After you’ve declared your object, however, you can still add key/value pairs to it in a couple of ways.

This is known as bracket notation. The alternative and more common syntax is dot notation. Here’s an example:

Dot notation is simpler than bracket notation; however, there are certain tasks that can only be done with bracket notation. For example, you can use a variable inside the brackets, which can’t be done using dot notation. Bracket notation also supports strings containing spaces and other characters that are invalid in dot notation.

JavaScript Tip: Creating an Object

As with arrays, there are a couple of ways to create objects, and, just like arrays, one is preferred over the other. So even though you can do this:

You can also use object literal notation:

It’s safer to use the object literal notation {} as it’s unable to be overwritten. The object literal represents a new, empty object. Continue reading

JavaScript Tip: Strict Equal (===)

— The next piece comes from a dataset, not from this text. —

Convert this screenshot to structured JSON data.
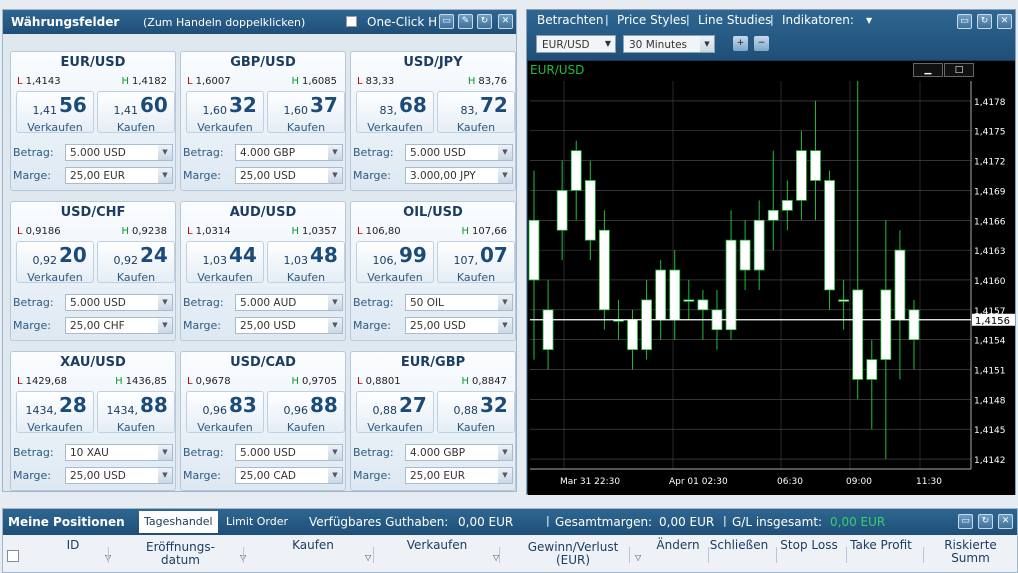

A strict equal comparison performs no conversion of types. Where “” == 0 would return true for a regular equal comparison, “” === 0 would not, since an empty string does not equal zero: